■ Work instruction: Could you copy every record exactly, leaving the pictures behind?
** Material provided follows **
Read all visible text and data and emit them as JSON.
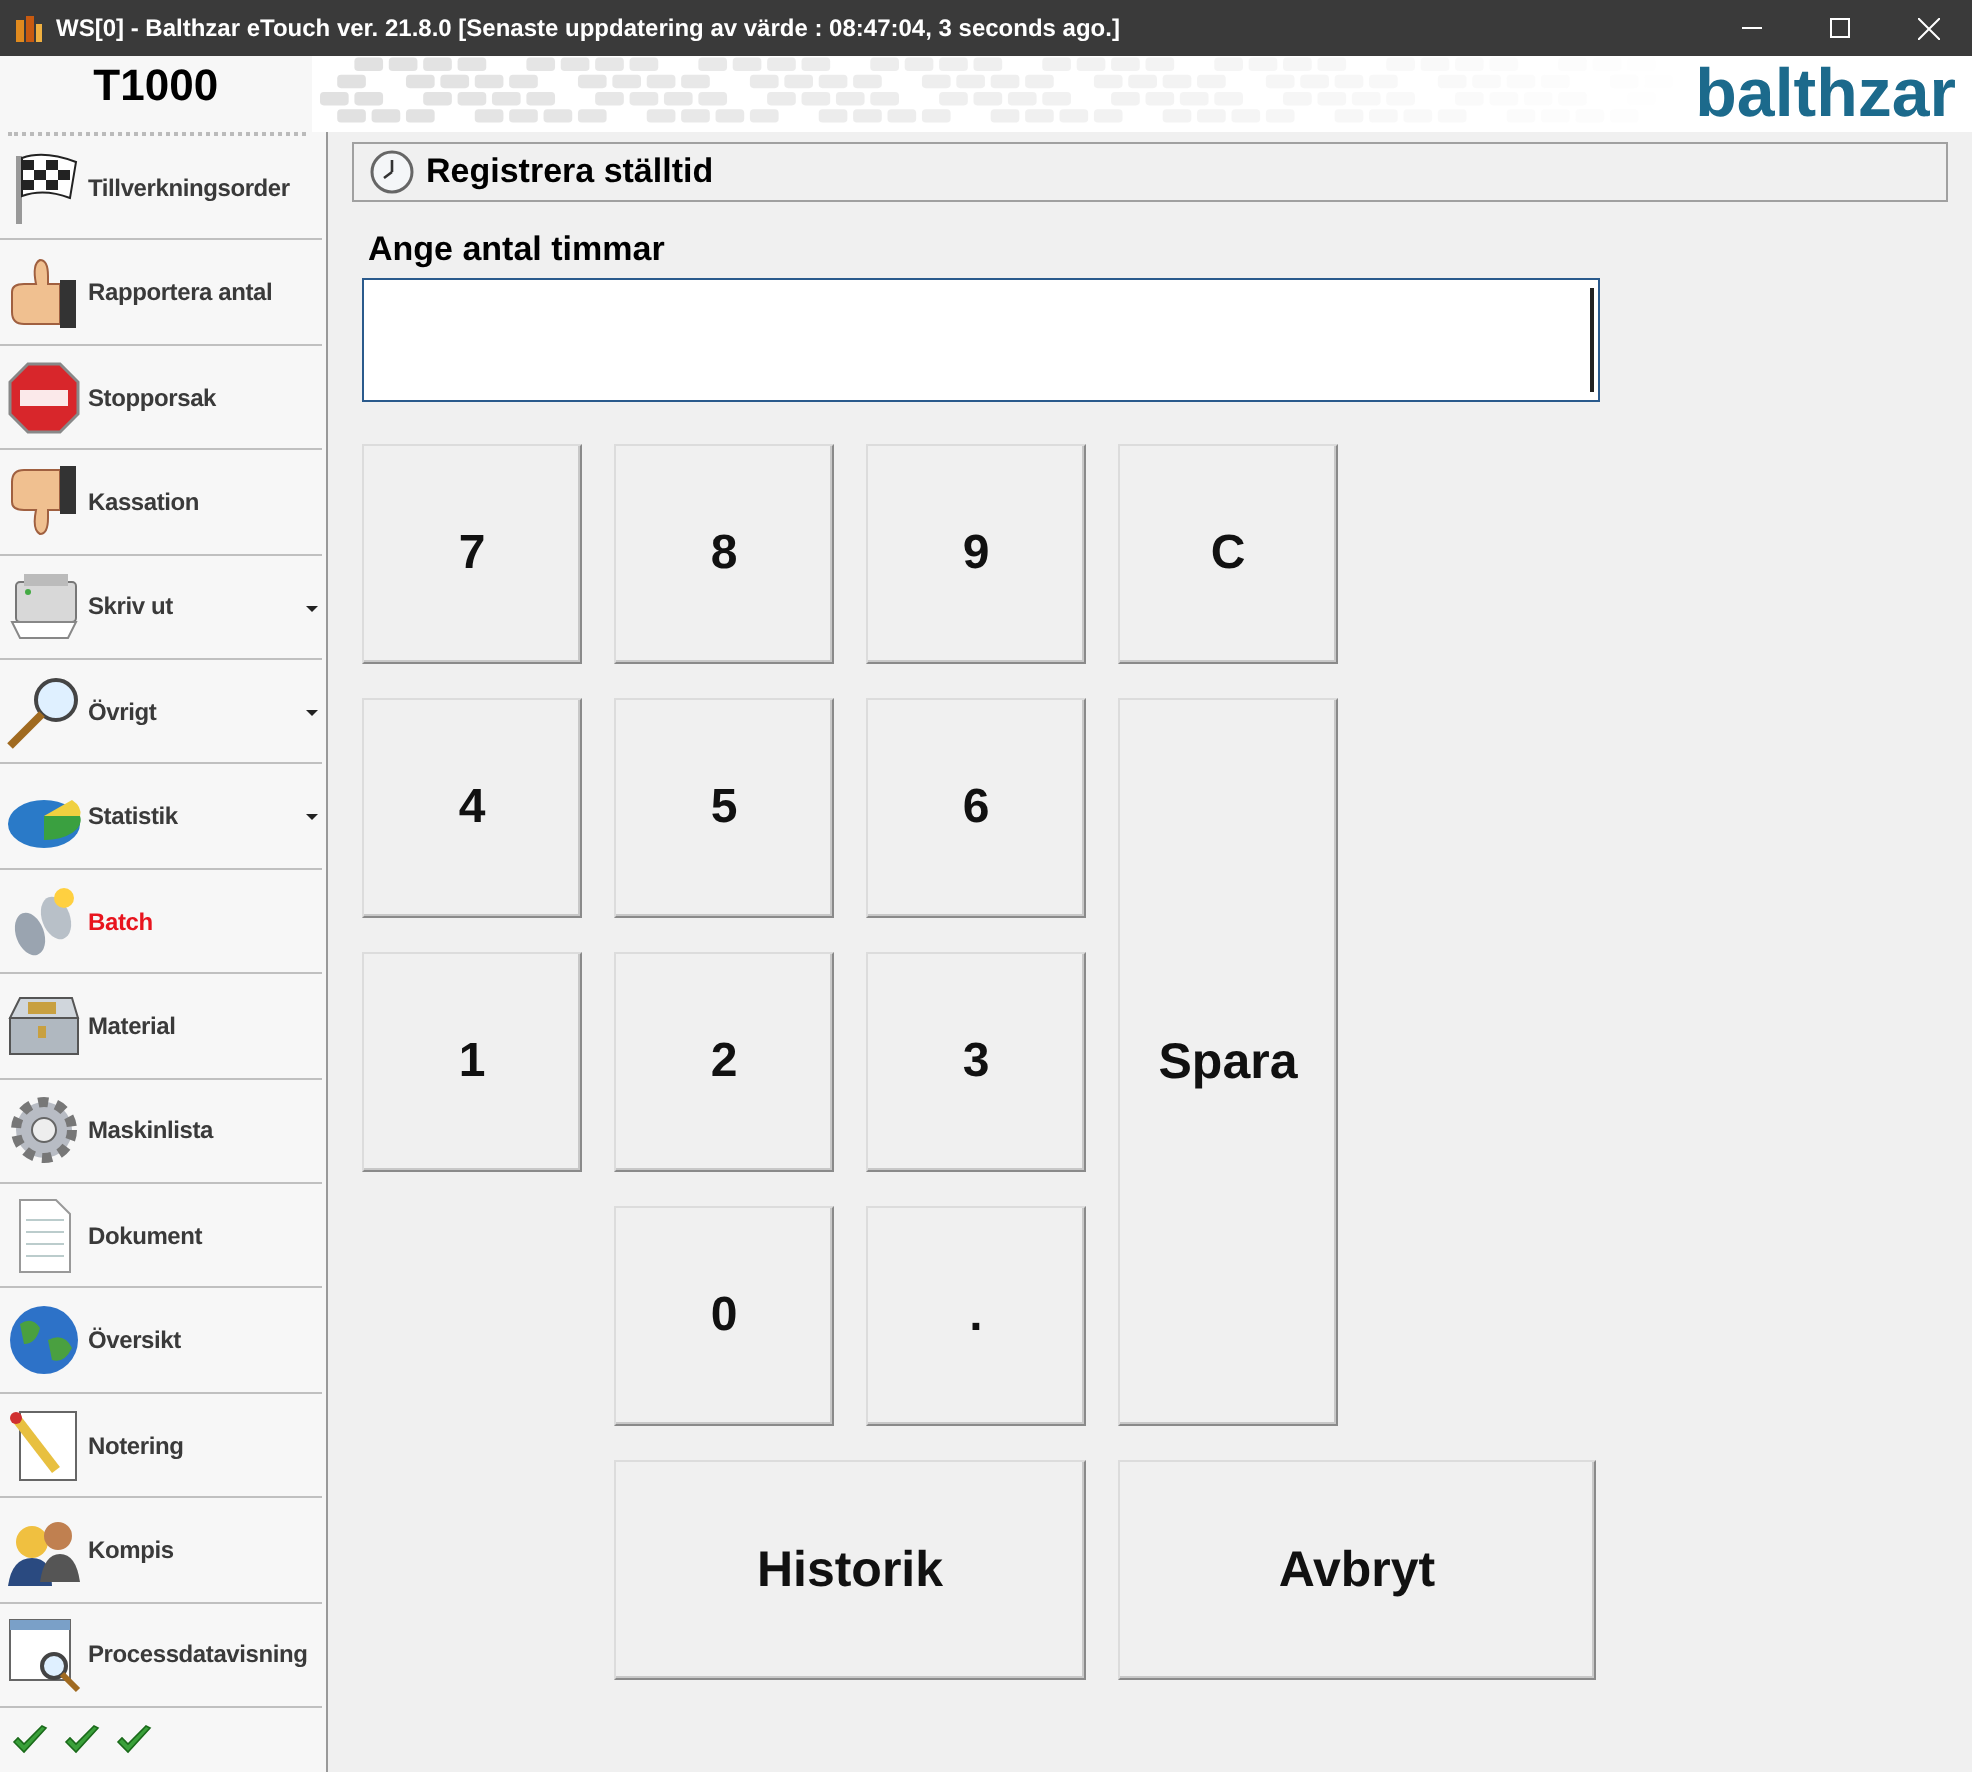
{
  "window": {
    "title": "WS[0] - Balthzar eTouch ver. 21.8.0  [Senaste uppdatering av värde : 08:47:04, 3 seconds ago.]"
  },
  "header": {
    "station": "T1000",
    "logo": "balthzar"
  },
  "sidebar": {
    "items": [
      {
        "label": "Tillverkningsorder",
        "selected": false,
        "has_menu": false
      },
      {
        "label": "Rapportera antal",
        "selected": false,
        "has_menu": false
      },
      {
        "label": "Stopporsak",
        "selected": false,
        "has_menu": false
      },
      {
        "label": "Kassation",
        "selected": false,
        "has_menu": false
      },
      {
        "label": "Skriv ut",
        "selected": false,
        "has_menu": true
      },
      {
        "label": "Övrigt",
        "selected": false,
        "has_menu": true
      },
      {
        "label": "Statistik",
        "selected": false,
        "has_menu": true
      },
      {
        "label": "Batch",
        "selected": true,
        "has_menu": false
      },
      {
        "label": "Material",
        "selected": false,
        "has_menu": false
      },
      {
        "label": "Maskinlista",
        "selected": false,
        "has_menu": false
      },
      {
        "label": "Dokument",
        "selected": false,
        "has_menu": false
      },
      {
        "label": "Översikt",
        "selected": false,
        "has_menu": false
      },
      {
        "label": "Notering",
        "selected": false,
        "has_menu": false
      },
      {
        "label": "Kompis",
        "selected": false,
        "has_menu": false
      },
      {
        "label": "Processdatavisning",
        "selected": false,
        "has_menu": false
      }
    ]
  },
  "panel": {
    "title": "Registrera ställtid",
    "field_label": "Ange antal timmar",
    "keys": [
      {
        "label": "7",
        "kind": "digit"
      },
      {
        "label": "8",
        "kind": "digit"
      },
      {
        "label": "9",
        "kind": "digit"
      },
      {
        "label": "C",
        "kind": "clear"
      },
      {
        "label": "4",
        "kind": "digit"
      },
      {
        "label": "5",
        "kind": "digit"
      },
      {
        "label": "6",
        "kind": "digit"
      },
      {
        "label": "1",
        "kind": "digit"
      },
      {
        "label": "2",
        "kind": "digit"
      },
      {
        "label": "3",
        "kind": "digit"
      },
      {
        "label": "Spara",
        "kind": "save"
      },
      {
        "label": "0",
        "kind": "digit"
      },
      {
        "label": ".",
        "kind": "digit"
      },
      {
        "label": "Historik",
        "kind": "history"
      },
      {
        "label": "Avbryt",
        "kind": "cancel"
      }
    ]
  }
}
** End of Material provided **
■ Answer section:
Read all visible text and data and emit them as JSON.
{
  "window": {
    "title": "WS[0] - Balthzar eTouch ver. 21.8.0  [Senaste uppdatering av värde : 08:47:04, 3 seconds ago.]"
  },
  "header": {
    "station": "T1000",
    "logo": "balthzar"
  },
  "sidebar": {
    "items": [
      {
        "label": "Tillverkningsorder",
        "selected": false,
        "has_menu": false
      },
      {
        "label": "Rapportera antal",
        "selected": false,
        "has_menu": false
      },
      {
        "label": "Stopporsak",
        "selected": false,
        "has_menu": false
      },
      {
        "label": "Kassation",
        "selected": false,
        "has_menu": false
      },
      {
        "label": "Skriv ut",
        "selected": false,
        "has_menu": true
      },
      {
        "label": "Övrigt",
        "selected": false,
        "has_menu": true
      },
      {
        "label": "Statistik",
        "selected": false,
        "has_menu": true
      },
      {
        "label": "Batch",
        "selected": true,
        "has_menu": false
      },
      {
        "label": "Material",
        "selected": false,
        "has_menu": false
      },
      {
        "label": "Maskinlista",
        "selected": false,
        "has_menu": false
      },
      {
        "label": "Dokument",
        "selected": false,
        "has_menu": false
      },
      {
        "label": "Översikt",
        "selected": false,
        "has_menu": false
      },
      {
        "label": "Notering",
        "selected": false,
        "has_menu": false
      },
      {
        "label": "Kompis",
        "selected": false,
        "has_menu": false
      },
      {
        "label": "Processdatavisning",
        "selected": false,
        "has_menu": false
      }
    ]
  },
  "panel": {
    "title": "Registrera ställtid",
    "field_label": "Ange antal timmar",
    "keys": [
      {
        "label": "7",
        "kind": "digit"
      },
      {
        "label": "8",
        "kind": "digit"
      },
      {
        "label": "9",
        "kind": "digit"
      },
      {
        "label": "C",
        "kind": "clear"
      },
      {
        "label": "4",
        "kind": "digit"
      },
      {
        "label": "5",
        "kind": "digit"
      },
      {
        "label": "6",
        "kind": "digit"
      },
      {
        "label": "1",
        "kind": "digit"
      },
      {
        "label": "2",
        "kind": "digit"
      },
      {
        "label": "3",
        "kind": "digit"
      },
      {
        "label": "Spara",
        "kind": "save"
      },
      {
        "label": "0",
        "kind": "digit"
      },
      {
        "label": ".",
        "kind": "digit"
      },
      {
        "label": "Historik",
        "kind": "history"
      },
      {
        "label": "Avbryt",
        "kind": "cancel"
      }
    ]
  }
}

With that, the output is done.